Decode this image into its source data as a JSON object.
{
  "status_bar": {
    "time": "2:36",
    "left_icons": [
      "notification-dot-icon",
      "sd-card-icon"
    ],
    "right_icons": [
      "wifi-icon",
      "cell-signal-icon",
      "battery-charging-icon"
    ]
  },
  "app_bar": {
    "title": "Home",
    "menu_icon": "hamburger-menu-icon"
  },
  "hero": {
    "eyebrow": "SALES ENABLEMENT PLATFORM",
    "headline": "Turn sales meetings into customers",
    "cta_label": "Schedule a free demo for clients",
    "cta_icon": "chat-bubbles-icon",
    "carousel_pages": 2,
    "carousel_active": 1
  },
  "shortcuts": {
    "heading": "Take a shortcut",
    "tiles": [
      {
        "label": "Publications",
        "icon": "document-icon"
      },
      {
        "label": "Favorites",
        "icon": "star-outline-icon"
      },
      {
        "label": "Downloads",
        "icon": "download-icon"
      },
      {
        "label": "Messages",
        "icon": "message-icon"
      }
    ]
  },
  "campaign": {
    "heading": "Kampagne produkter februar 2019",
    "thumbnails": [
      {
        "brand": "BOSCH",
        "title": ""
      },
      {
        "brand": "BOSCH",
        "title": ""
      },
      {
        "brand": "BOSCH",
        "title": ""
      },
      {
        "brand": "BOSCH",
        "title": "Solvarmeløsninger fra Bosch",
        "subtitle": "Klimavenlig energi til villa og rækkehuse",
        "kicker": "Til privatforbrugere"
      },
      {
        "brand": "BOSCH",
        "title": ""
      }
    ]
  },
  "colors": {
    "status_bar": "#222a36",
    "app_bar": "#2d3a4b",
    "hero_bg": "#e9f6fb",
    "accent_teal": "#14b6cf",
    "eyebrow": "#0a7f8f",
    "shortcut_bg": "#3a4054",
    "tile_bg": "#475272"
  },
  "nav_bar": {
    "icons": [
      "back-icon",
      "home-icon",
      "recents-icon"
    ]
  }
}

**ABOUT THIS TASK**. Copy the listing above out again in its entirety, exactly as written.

**EXPECTED OUTPUT**.
Decode this image into its source data as a JSON object.
{
  "status_bar": {
    "time": "2:36",
    "left_icons": [
      "notification-dot-icon",
      "sd-card-icon"
    ],
    "right_icons": [
      "wifi-icon",
      "cell-signal-icon",
      "battery-charging-icon"
    ]
  },
  "app_bar": {
    "title": "Home",
    "menu_icon": "hamburger-menu-icon"
  },
  "hero": {
    "eyebrow": "SALES ENABLEMENT PLATFORM",
    "headline": "Turn sales meetings into customers",
    "cta_label": "Schedule a free demo for clients",
    "cta_icon": "chat-bubbles-icon",
    "carousel_pages": 2,
    "carousel_active": 1
  },
  "shortcuts": {
    "heading": "Take a shortcut",
    "tiles": [
      {
        "label": "Publications",
        "icon": "document-icon"
      },
      {
        "label": "Favorites",
        "icon": "star-outline-icon"
      },
      {
        "label": "Downloads",
        "icon": "download-icon"
      },
      {
        "label": "Messages",
        "icon": "message-icon"
      }
    ]
  },
  "campaign": {
    "heading": "Kampagne produkter februar 2019",
    "thumbnails": [
      {
        "brand": "BOSCH",
        "title": ""
      },
      {
        "brand": "BOSCH",
        "title": ""
      },
      {
        "brand": "BOSCH",
        "title": ""
      },
      {
        "brand": "BOSCH",
        "title": "Solvarmeløsninger fra Bosch",
        "subtitle": "Klimavenlig energi til villa og rækkehuse",
        "kicker": "Til privatforbrugere"
      },
      {
        "brand": "BOSCH",
        "title": ""
      }
    ]
  },
  "colors": {
    "status_bar": "#222a36",
    "app_bar": "#2d3a4b",
    "hero_bg": "#e9f6fb",
    "accent_teal": "#14b6cf",
    "eyebrow": "#0a7f8f",
    "shortcut_bg": "#3a4054",
    "tile_bg": "#475272"
  },
  "nav_bar": {
    "icons": [
      "back-icon",
      "home-icon",
      "recents-icon"
    ]
  }
}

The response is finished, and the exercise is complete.